■ **Task objective**:
Reproduce the whole listing that follows, exactly as it stands.

■ **Data records**:
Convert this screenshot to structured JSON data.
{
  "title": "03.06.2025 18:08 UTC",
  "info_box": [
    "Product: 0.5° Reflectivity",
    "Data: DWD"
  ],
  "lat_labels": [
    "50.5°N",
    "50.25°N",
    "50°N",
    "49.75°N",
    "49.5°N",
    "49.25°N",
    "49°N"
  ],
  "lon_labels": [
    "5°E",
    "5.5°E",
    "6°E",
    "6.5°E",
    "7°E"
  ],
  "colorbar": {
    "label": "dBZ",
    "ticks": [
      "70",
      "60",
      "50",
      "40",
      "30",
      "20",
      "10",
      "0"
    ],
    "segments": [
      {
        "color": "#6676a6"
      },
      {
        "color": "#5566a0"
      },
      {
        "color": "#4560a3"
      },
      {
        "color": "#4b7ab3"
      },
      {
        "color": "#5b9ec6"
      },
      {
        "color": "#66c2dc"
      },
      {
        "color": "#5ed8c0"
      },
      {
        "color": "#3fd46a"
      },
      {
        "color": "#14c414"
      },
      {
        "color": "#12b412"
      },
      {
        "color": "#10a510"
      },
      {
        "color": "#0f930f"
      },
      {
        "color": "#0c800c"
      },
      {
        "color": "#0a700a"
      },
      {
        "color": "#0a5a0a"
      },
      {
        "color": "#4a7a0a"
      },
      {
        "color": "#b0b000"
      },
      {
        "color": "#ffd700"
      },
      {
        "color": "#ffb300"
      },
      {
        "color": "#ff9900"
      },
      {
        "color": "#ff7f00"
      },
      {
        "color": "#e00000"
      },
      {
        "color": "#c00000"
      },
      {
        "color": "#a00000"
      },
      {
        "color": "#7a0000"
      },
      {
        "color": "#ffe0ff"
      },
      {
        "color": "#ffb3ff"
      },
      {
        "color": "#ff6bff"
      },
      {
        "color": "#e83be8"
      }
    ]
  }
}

■ **Exercise output**:
Convert this screenshot to structured JSON data.
{
  "title": "03.06.2025 18:08 UTC",
  "info_box": [
    "Product: 0.5° Reflectivity",
    "Data: DWD"
  ],
  "lat_labels": [
    "50.5°N",
    "50.25°N",
    "50°N",
    "49.75°N",
    "49.5°N",
    "49.25°N",
    "49°N"
  ],
  "lon_labels": [
    "5°E",
    "5.5°E",
    "6°E",
    "6.5°E",
    "7°E"
  ],
  "colorbar": {
    "label": "dBZ",
    "ticks": [
      "70",
      "60",
      "50",
      "40",
      "30",
      "20",
      "10",
      "0"
    ],
    "segments": [
      {
        "color": "#6676a6"
      },
      {
        "color": "#5566a0"
      },
      {
        "color": "#4560a3"
      },
      {
        "color": "#4b7ab3"
      },
      {
        "color": "#5b9ec6"
      },
      {
        "color": "#66c2dc"
      },
      {
        "color": "#5ed8c0"
      },
      {
        "color": "#3fd46a"
      },
      {
        "color": "#14c414"
      },
      {
        "color": "#12b412"
      },
      {
        "color": "#10a510"
      },
      {
        "color": "#0f930f"
      },
      {
        "color": "#0c800c"
      },
      {
        "color": "#0a700a"
      },
      {
        "color": "#0a5a0a"
      },
      {
        "color": "#4a7a0a"
      },
      {
        "color": "#b0b000"
      },
      {
        "color": "#ffd700"
      },
      {
        "color": "#ffb300"
      },
      {
        "color": "#ff9900"
      },
      {
        "color": "#ff7f00"
      },
      {
        "color": "#e00000"
      },
      {
        "color": "#c00000"
      },
      {
        "color": "#a00000"
      },
      {
        "color": "#7a0000"
      },
      {
        "color": "#ffe0ff"
      },
      {
        "color": "#ffb3ff"
      },
      {
        "color": "#ff6bff"
      },
      {
        "color": "#e83be8"
      }
    ]
  }
}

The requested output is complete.